Every decade the United States conducts a census of its citizens and while for many this may feel like an inconvenient questionnaire, the results of the Census impacts $675 billion dollars in funding and congressional representation in the House of Representatives.
What is a simple form to fill out for most will also have a big impact on housing, education, transportation, employment, health care and public policy for the state.
While Alabama is behind the national average response rate, the good news is that due to the coronavirus pandemic officials have extended the Census deadline to Oct. 31.
Alabama is currently sitting at 59.8 percent response rate, a figure which prompted Gov. Kay Ivey to call Alabamians to action. Lee County's response rate is 58.9 percent, while Auburn has responded at a rate of 55.5 percent.
“We can and must do better,” said Ivey. “We remain at serious risk of losing federal funding and representation.”
Kenneth Boswell, the director of Alabama Department of Community Affairs, also expressed concern over the turnout of the Census so far.
“As it is now, we would lose one if not two representatives in the House,” he said.
The Census not only affects the state’s representation, but also the ability for states to get funds for free and reduced lunches for schools, or Pell grants for college students, both of which are at-risk of either lost or reduced funding depending on the Census results.
To combat the low response rate and ensure that Alabama Counts, beginning on Aug. 11 the 2020 Census Non-response Follow Up will launch workers who will go door to door to conduct the Census to those who have not completed it already.
These workers will be Alabama citizens who have been trained right down to how to put on and remove their masks in a safe manner. These Census takers will knock, step away, identify themselves and conduct the interview outside in a well-ventilated space.
Marilyn Stephens of the Census Bureau’s Atlanta Region is proud of the response rate from several Alabama counties but says that more still needs to be done to avoid a knock on your door in the fall.
“13 counties in Alabama lead the national average response rate, but we still have a lot of work to do,” said Stephens. “The work is for those households who have not yet completed the Census.
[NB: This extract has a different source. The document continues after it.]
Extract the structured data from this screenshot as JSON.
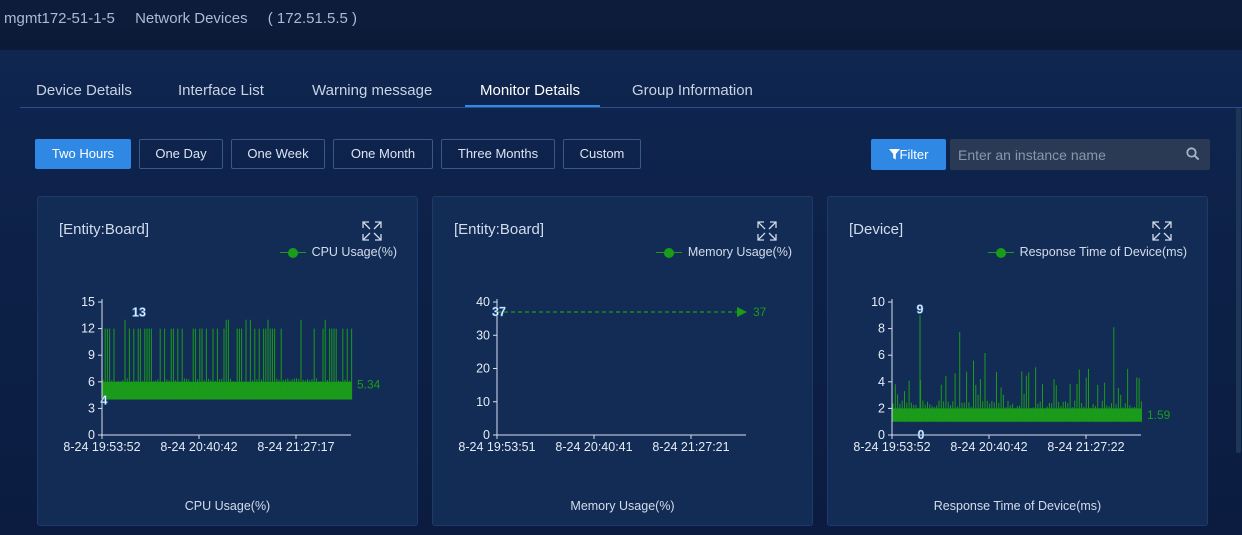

My message today is to avoid the knock.”
Along with door-to-door interviews, the Alabama Department of Community Affairs is promoting the Census through social media campaigns and developing the concept for a healthy competition within schools for those students whose families have not completed the Census.
To avoid a knock on your door this fall, and to ensure that Alabama retains its current representation and funding, be sure to complete your Census by website, phone, or mail.
“Fortunately for us, this is a marathon not a sprint,” said Ivey. "There is still time to complete your Census and avoid the knock."
To complete the Census by website, visit 2020census.gov.
To complete the Census by phone, call 844-330-2020.